Beef tataki with creamy sesame sauce
As a big fan of Hashi Cooking classes, London Foodie organised a group of people to try out one of the classes. The class was partly demonstration and partly hands on. My view is that actually trying to do something yourself is by far the best way to learn so I was happy that we all got to participate. There is no way I would ever have mastered folding dumpling wrappers to make gyoza without attempting it myself. The small size of the classes is also great. With only eight people in a class you get a lot of personal attention from Reiko.
Beef Tataki with Creamy Sesame Sauce
This is Reiko’s recipe for beef tataki with creamy sesame sauce. I think you will agree that it looks spectacular but the best thing about the recipe is that it is actually not that difficult. The key thing according to Reiko is to buy good quality beef fillet. Check your local butcher or try Ocado’s aged Aberdeen Angus.
Searing the beef
400g beef fillet cut into quarters lengthways
3 tsp sunflower oil
1 onion thinly sliced
1/4 daikon radish thinly sliced (if you can’t get daikon use shallots as a substitute)
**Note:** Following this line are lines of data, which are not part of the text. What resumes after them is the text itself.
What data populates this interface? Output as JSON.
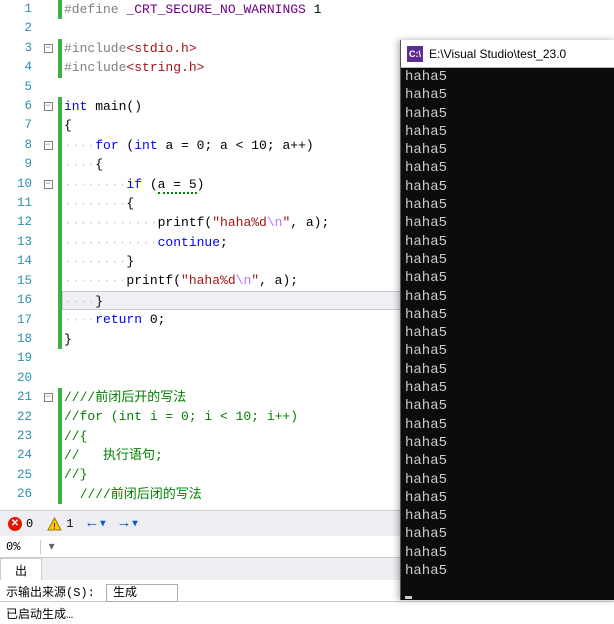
{
  "editor": {
    "lines": [
      1,
      2,
      3,
      4,
      5,
      6,
      7,
      8,
      9,
      10,
      11,
      12,
      13,
      14,
      15,
      16,
      17,
      18,
      19,
      20,
      21,
      22,
      23,
      24,
      25,
      26
    ],
    "folds": {
      "3": "−",
      "6": "−",
      "8": "−",
      "10": "−",
      "21": "−"
    },
    "changed": [
      1,
      3,
      4,
      6,
      7,
      8,
      9,
      10,
      11,
      12,
      13,
      14,
      15,
      16,
      17,
      18,
      21,
      22,
      23,
      24,
      25,
      26
    ],
    "code": {
      "1": "#define _CRT_SECURE_NO_WARNINGS 1",
      "3": "#include<stdio.h>",
      "4": "#include<string.h>",
      "6": "int main()",
      "7": "{",
      "8": "    for (int a = 0; a < 10; a++)",
      "9": "    {",
      "10": "        if (a = 5)",
      "11": "        {",
      "12": "            printf(\"haha%d\\n\", a);",
      "13": "            continue;",
      "14": "        }",
      "15": "        printf(\"haha%d\\n\", a);",
      "16": "    }",
      "17": "    return 0;",
      "18": "}",
      "21": "////前闭后开的写法",
      "22": "//for (int i = 0; i < 10; i++)",
      "23": "//{",
      "24": "//   执行语句;",
      "25": "//}",
      "26": "  ////前闭后闭的写法"
    }
  },
  "statusbar": {
    "errors": "0",
    "warnings": "1",
    "nav_left": "←",
    "nav_right": "→"
  },
  "pct": "0%",
  "tab": "出",
  "output": {
    "label": "示输出来源(S):",
    "value": "生成"
  },
  "build": "已启动生成…",
  "console": {
    "title": "E:\\Visual Studio\\test_23.0",
    "line": "haha5",
    "repeat": 28
  }
}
3 tbsp sunflower oil
4 garlic cloves thinly sliced
4 tbsp tahini paste
2 tbsp soy sauce
2 tbsp mirin
1 tsp sugar
1 tsp water
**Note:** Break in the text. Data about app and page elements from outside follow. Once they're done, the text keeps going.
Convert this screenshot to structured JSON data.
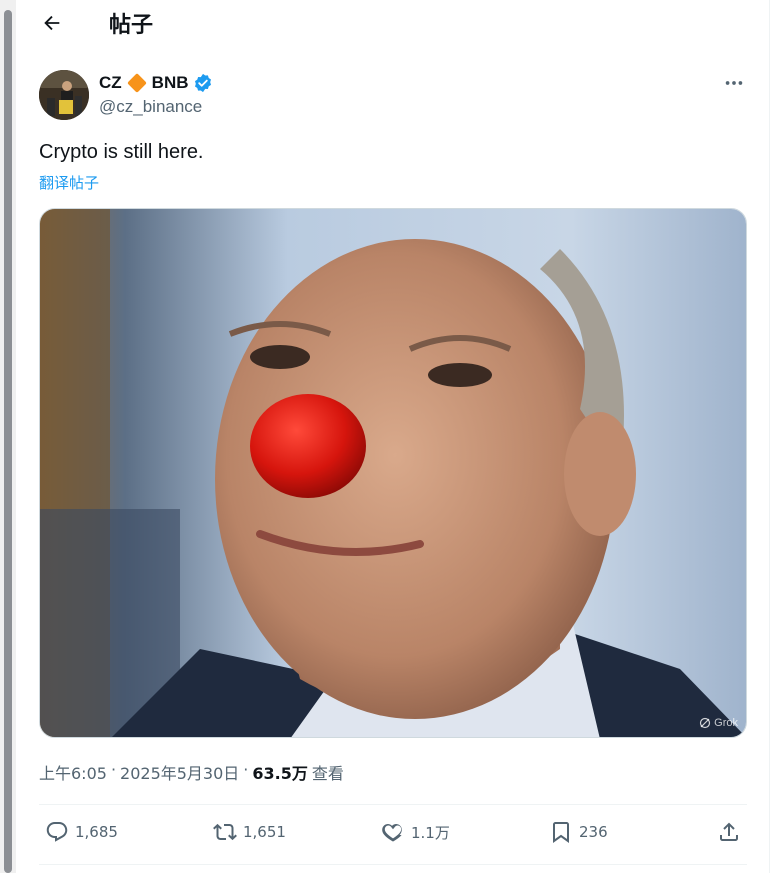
{
  "header": {
    "title": "帖子"
  },
  "author": {
    "name": "CZ",
    "badge_name": "BNB",
    "handle": "@cz_binance"
  },
  "tweet": {
    "text": "Crypto is still here.",
    "translate_label": "翻译帖子",
    "media_watermark": "Grok"
  },
  "meta": {
    "time": "上午6:05",
    "sep1": "·",
    "date": "2025年5月30日",
    "sep2": "·",
    "views_count": "63.5万",
    "views_label": "查看"
  },
  "actions": {
    "replies": "1,685",
    "reposts": "1,651",
    "likes": "1.1万",
    "bookmarks": "236"
  },
  "colors": {
    "accent": "#1d9bf0",
    "secondary_text": "#536471",
    "verified": "#1d9bf0",
    "bnb_diamond": "#f7931a"
  }
}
Frying the garlic chips
1. To make the garlic chips heat the oil in a small frying pan over a low heat. Add the sliced garlic and fry gently for 5-6 minutes. Remove the garlic as soon as it begins to colour and drain on kitchen towel. Don’t cook until the garlic is golden as it will continue cooking after being removed.
2. Soak the onion and radish in salted water for 10-15 mins then rinse well and squeeze the water out completely.
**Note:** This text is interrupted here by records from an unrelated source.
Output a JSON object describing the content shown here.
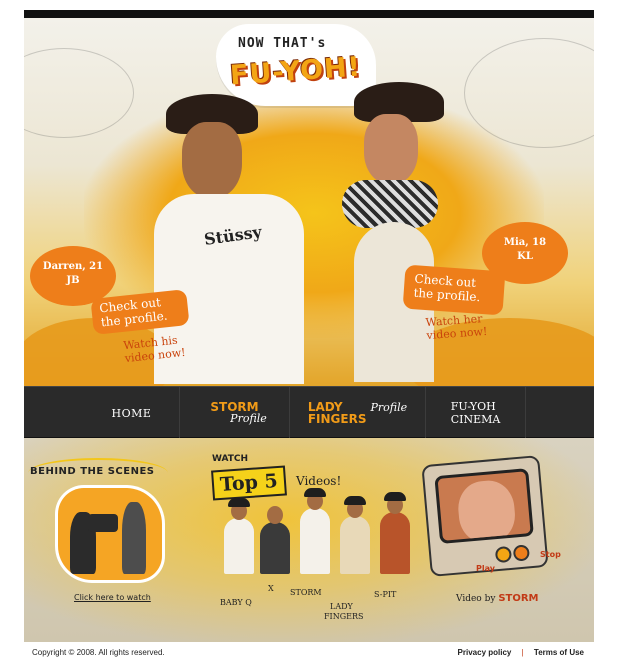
{
  "hero": {
    "logo_top": "NOW THAT's",
    "logo_main": "FU-YOH!",
    "left": {
      "name": "Darren, 21",
      "place": "JB",
      "check_line1": "Check out",
      "check_line2": "the profile.",
      "watch_line1": "Watch his",
      "watch_line2": "video now!"
    },
    "right": {
      "name": "Mia, 18",
      "place": "KL",
      "check_line1": "Check out",
      "check_line2": "the profile.",
      "watch_line1": "Watch her",
      "watch_line2": "video now!"
    },
    "shirt_art": "Stüssy"
  },
  "nav": {
    "home": "HOME",
    "storm_main": "STORM",
    "storm_sub": "Profile",
    "lady_main_1": "LADY",
    "lady_main_2": "FINGERS",
    "lady_sub": "Profile",
    "cinema_1": "FU-YOH",
    "cinema_2": "CINEMA"
  },
  "lower": {
    "behind_title": "BEHIND THE SCENES",
    "behind_link": "Click here to watch",
    "watch": "WATCH",
    "top5": "Top 5",
    "videos": "Videos!",
    "members": [
      "BABY Q",
      "X",
      "STORM",
      "LADY",
      "FINGERS",
      "S-PIT"
    ],
    "tv_play": "Play",
    "tv_stop": "Stop",
    "video_by": "Video by",
    "video_by_name": "STORM"
  },
  "footer": {
    "copyright": "Copyright © 2008. All rights reserved.",
    "privacy": "Privacy policy",
    "sep": "|",
    "terms": "Terms of Use"
  },
  "colors": {
    "accent_orange": "#ee7e1a",
    "brand_yellow": "#f3a514",
    "nav_bg": "#2a2a2a",
    "storm_red": "#c23a16"
  }
}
3. Heat a frying pan until hot. Brush the beef generously with oil and cook in the hot pan until browned and sealed all over. Then slowly cook the beef to the level you want. Reiko cooked her beef for about 5 minutes.
4. Meanwhile, mix the soya sauce and mirin together.
Cooked garlic chips draining
5. Remove the beef from the pan and quickly dip it into the soya sauce mixture making sure that all the juices from the pan are also poured into the mixture. This means the beef stops cooking immediately and the sauce will be strengthened by the juices from the meat.
6. Leave the beef in the soya mixture for 30 minutes. This allows the beef to cool down, makes it easier to slice and gives it time to soak up the flavour of the sauce.
7. Remove the beef from the soya mixture and use the mixture to make the sesame sauce. Whisk the soya mixture with tahini paste, water and sugar.
8. Arrange three small piles of the onion and daikon mixture on each plate, cut the beef into thin slices and lay a piece on top of each pile of onion and daikon, then pour the sesame sauce over the beef. Garnish with the garlic chips.
Plating the beef
Serves four as a main or eight as a starter.
Essentials: Hashi Cooking, Wimbledon (Ph 0208944 1918)
Damage: Saturday class £120, series of four classes for beginners £240.
If you liked reading this you might be interested in this recipe for salmon fillet with a Japanese twist or in this review of the fabulous Japanese restaurant Roka.